→ DESCRIPTION OF THE TASK
I need each line of the entries below that includes the string "Russian".

→ RECORDS FOR PROCESSING
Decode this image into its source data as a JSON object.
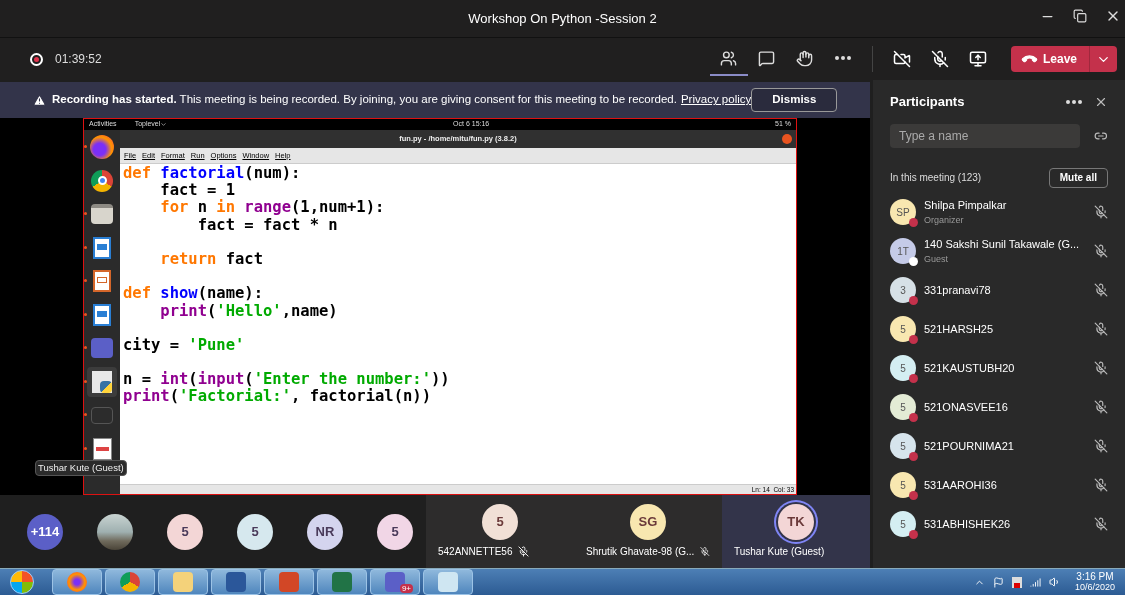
{
  "window": {
    "title": "Workshop On Python -Session 2"
  },
  "meeting_bar": {
    "recording": true,
    "timer": "01:39:52",
    "leave_label": "Leave",
    "tools": [
      {
        "kind": "participants",
        "selected": true
      },
      {
        "kind": "chat",
        "selected": false
      },
      {
        "kind": "hand",
        "selected": false
      },
      {
        "kind": "more",
        "selected": false
      }
    ],
    "camera_on": false,
    "mic_on": false
  },
  "banner": {
    "message": "**Recording has started.** This meeting is being recorded. By joining, you are giving consent for this meeting to be recorded.",
    "link": "Privacy policy",
    "button": "Dismiss"
  },
  "shared_screen": {
    "topbar": {
      "activities": "Activities",
      "app": "Toplevel",
      "clock": "Oct 6  15:16",
      "battery": "51 %"
    },
    "dock": [
      {
        "kind": "firefox",
        "running": true,
        "selected": false
      },
      {
        "kind": "chrome",
        "running": false,
        "selected": false
      },
      {
        "kind": "files",
        "running": true,
        "selected": false
      },
      {
        "kind": "writer",
        "running": true,
        "selected": false
      },
      {
        "kind": "impress",
        "running": true,
        "selected": false
      },
      {
        "kind": "writer",
        "running": true,
        "selected": false
      },
      {
        "kind": "teams",
        "running": true,
        "selected": false
      },
      {
        "kind": "idle",
        "running": true,
        "selected": true
      },
      {
        "kind": "terminal",
        "running": true,
        "selected": false
      },
      {
        "kind": "editor",
        "running": true,
        "selected": false
      }
    ],
    "editor_title": "fun.py - /home/mitu/fun.py (3.8.2)",
    "menu": [
      "File",
      "Edit",
      "Format",
      "Run",
      "Options",
      "Window",
      "Help"
    ],
    "code": [
      {
        "kind": "code",
        "tokens": [
          {
            "kind": "kw",
            "text": "def "
          },
          {
            "kind": "fn",
            "text": "factorial"
          },
          {
            "kind": "plain",
            "text": "(num):"
          }
        ]
      },
      {
        "kind": "code",
        "tokens": [
          {
            "kind": "plain",
            "text": "    fact = 1"
          }
        ]
      },
      {
        "kind": "code",
        "tokens": [
          {
            "kind": "kw",
            "text": "    for "
          },
          {
            "kind": "plain",
            "text": "n "
          },
          {
            "kind": "kw",
            "text": "in "
          },
          {
            "kind": "bi",
            "text": "range"
          },
          {
            "kind": "plain",
            "text": "(1,num+1):"
          }
        ]
      },
      {
        "kind": "code",
        "tokens": [
          {
            "kind": "plain",
            "text": "        fact = fact * n"
          }
        ]
      },
      {
        "kind": "blank"
      },
      {
        "kind": "code",
        "tokens": [
          {
            "kind": "kw",
            "text": "    return "
          },
          {
            "kind": "plain",
            "text": "fact"
          }
        ]
      },
      {
        "kind": "blank"
      },
      {
        "kind": "code",
        "tokens": [
          {
            "kind": "kw",
            "text": "def "
          },
          {
            "kind": "fn",
            "text": "show"
          },
          {
            "kind": "plain",
            "text": "(name):"
          }
        ]
      },
      {
        "kind": "code",
        "tokens": [
          {
            "kind": "bi",
            "text": "    print"
          },
          {
            "kind": "plain",
            "text": "("
          },
          {
            "kind": "str",
            "text": "'Hello'"
          },
          {
            "kind": "plain",
            "text": ",name)"
          }
        ]
      },
      {
        "kind": "blank"
      },
      {
        "kind": "code",
        "tokens": [
          {
            "kind": "plain",
            "text": "city = "
          },
          {
            "kind": "str",
            "text": "'Pune'"
          }
        ]
      },
      {
        "kind": "blank"
      },
      {
        "kind": "code",
        "tokens": [
          {
            "kind": "plain",
            "text": "n = "
          },
          {
            "kind": "bi",
            "text": "int"
          },
          {
            "kind": "plain",
            "text": "("
          },
          {
            "kind": "bi",
            "text": "input"
          },
          {
            "kind": "plain",
            "text": "("
          },
          {
            "kind": "str",
            "text": "'Enter the number:'"
          },
          {
            "kind": "plain",
            "text": "))"
          }
        ]
      },
      {
        "kind": "code",
        "tokens": [
          {
            "kind": "bi",
            "text": "print"
          },
          {
            "kind": "plain",
            "text": "("
          },
          {
            "kind": "str",
            "text": "'Factorial:'"
          },
          {
            "kind": "plain",
            "text": ", factorial(n))"
          }
        ]
      }
    ],
    "status": "Ln: 14  Col: 33",
    "presenter_tooltip": "Tushar Kute (Guest)"
  },
  "strip": [
    {
      "initials": "+114",
      "color": "#5b5fc7",
      "photo": false
    },
    {
      "photo": true
    },
    {
      "initials": "5",
      "color": "#f3d6d6",
      "photo": false
    },
    {
      "initials": "5",
      "color": "#d6e8ee",
      "photo": false
    },
    {
      "initials": "NR",
      "color": "#d4d4ee",
      "photo": false
    },
    {
      "initials": "5",
      "color": "#f1d6e6",
      "photo": false
    }
  ],
  "tiles": [
    {
      "initials": "5",
      "color": "#f1e0d6",
      "name": "542ANNETTE56",
      "muted": true,
      "speaking": false
    },
    {
      "initials": "SG",
      "color": "#f8e7b0",
      "name": "Shrutik Ghavate-98 (G...",
      "muted": true,
      "speaking": false
    },
    {
      "initials": "TK",
      "color": "#f3d6d6",
      "name": "Tushar Kute (Guest)",
      "muted": false,
      "speaking": true
    }
  ],
  "participants": {
    "title": "Participants",
    "search_placeholder": "Type a name",
    "section": "In this meeting (123)",
    "mute_all": "Mute all",
    "people": [
      {
        "avatar": {
          "initials": "SP",
          "color": "#f8e7b0"
        },
        "name": "Shilpa Pimpalkar",
        "role": "Organizer",
        "color": "#c4314b",
        "muted": true
      },
      {
        "avatar": {
          "initials": "1T",
          "color": "#c5cbe8"
        },
        "name": "140 Sakshi Sunil Takawale (G...",
        "role": "Guest",
        "color": "#ffffff",
        "muted": true
      },
      {
        "avatar": {
          "initials": "3",
          "color": "#d6e0e6"
        },
        "name": "331pranavi78",
        "color": "#c4314b",
        "muted": true
      },
      {
        "avatar": {
          "initials": "5",
          "color": "#f8e7b0"
        },
        "name": "521HARSH25",
        "color": "#c4314b",
        "muted": true
      },
      {
        "avatar": {
          "initials": "5",
          "color": "#d4eef2"
        },
        "name": "521KAUSTUBH20",
        "color": "#c4314b",
        "muted": true
      },
      {
        "avatar": {
          "initials": "5",
          "color": "#e3ebd5"
        },
        "name": "521ONASVEE16",
        "color": "#c4314b",
        "muted": true
      },
      {
        "avatar": {
          "initials": "5",
          "color": "#d6e4ec"
        },
        "name": "521POURNIMA21",
        "color": "#c4314b",
        "muted": true
      },
      {
        "avatar": {
          "initials": "5",
          "color": "#f8e7b0"
        },
        "name": "531AAROHI36",
        "color": "#c4314b",
        "muted": true
      },
      {
        "avatar": {
          "initials": "5",
          "color": "#d4eef2"
        },
        "name": "531ABHISHEK26",
        "color": "#c4314b",
        "muted": true
      }
    ]
  },
  "taskbar": {
    "apps": [
      {
        "kind": "firefox"
      },
      {
        "kind": "chrome"
      },
      {
        "kind": "explorer"
      },
      {
        "kind": "word"
      },
      {
        "kind": "powerpoint"
      },
      {
        "kind": "excel"
      },
      {
        "kind": "teams",
        "badge": "9+"
      },
      {
        "kind": "notepad"
      }
    ],
    "time": "3:16 PM",
    "date": "10/6/2020"
  }
}
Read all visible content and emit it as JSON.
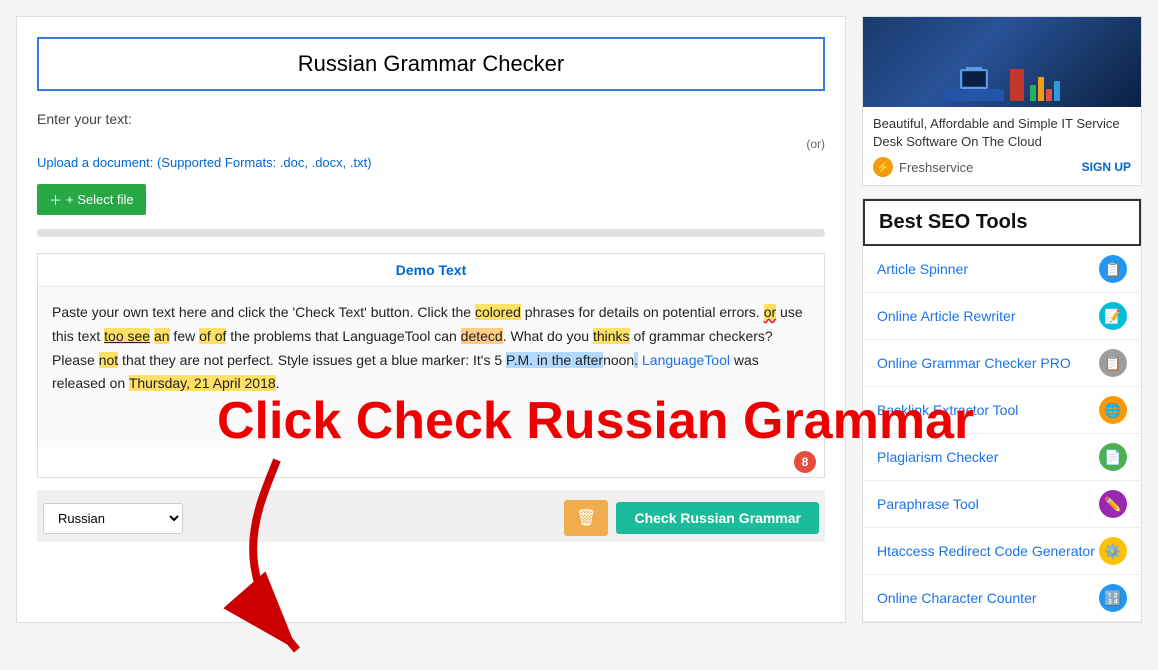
{
  "page": {
    "title": "Russian Grammar Checker",
    "enter_text_label": "Enter your text:",
    "or_text": "(or)",
    "upload_label": "Upload a document: (Supported Formats: .doc, .docx, .txt)",
    "select_file_btn": "+ Select file",
    "demo_text_header": "Demo Text",
    "demo_text": "Paste your own text here and click the 'Check Text' button. Click the colored phrases for details on potential errors.",
    "language": "Russian",
    "trash_icon": "🗑",
    "check_btn": "Check Russian Grammar",
    "badge_count": "8",
    "overlay_text": "Click Check Russian Grammar"
  },
  "sidebar": {
    "ad": {
      "headline": "Beautiful, Affordable and Simple IT Service Desk Software On The Cloud",
      "brand": "Freshservice",
      "signup": "SIGN UP"
    },
    "seo_tools_header": "Best SEO Tools",
    "tools": [
      {
        "label": "Article Spinner",
        "icon": "📋",
        "icon_class": "icon-blue"
      },
      {
        "label": "Online Article Rewriter",
        "icon": "📝",
        "icon_class": "icon-teal"
      },
      {
        "label": "Online Grammar Checker PRO",
        "icon": "📋",
        "icon_class": "icon-gray"
      },
      {
        "label": "Backlink Extractor Tool",
        "icon": "🌐",
        "icon_class": "icon-orange"
      },
      {
        "label": "Plagiarism Checker",
        "icon": "📄",
        "icon_class": "icon-green"
      },
      {
        "label": "Paraphrase Tool",
        "icon": "✏️",
        "icon_class": "icon-purple"
      },
      {
        "label": "Htaccess Redirect Code Generator",
        "icon": "⚙️",
        "icon_class": "icon-yellow"
      },
      {
        "label": "Online Character Counter",
        "icon": "🔢",
        "icon_class": "icon-blue"
      }
    ]
  }
}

→ OUTPUT
    "title": "Russian Grammar Checker",
    "language": "Russian",
    "check_btn": "Check Russian Grammar",
    "overlay_text": "Click Check Russian Grammar"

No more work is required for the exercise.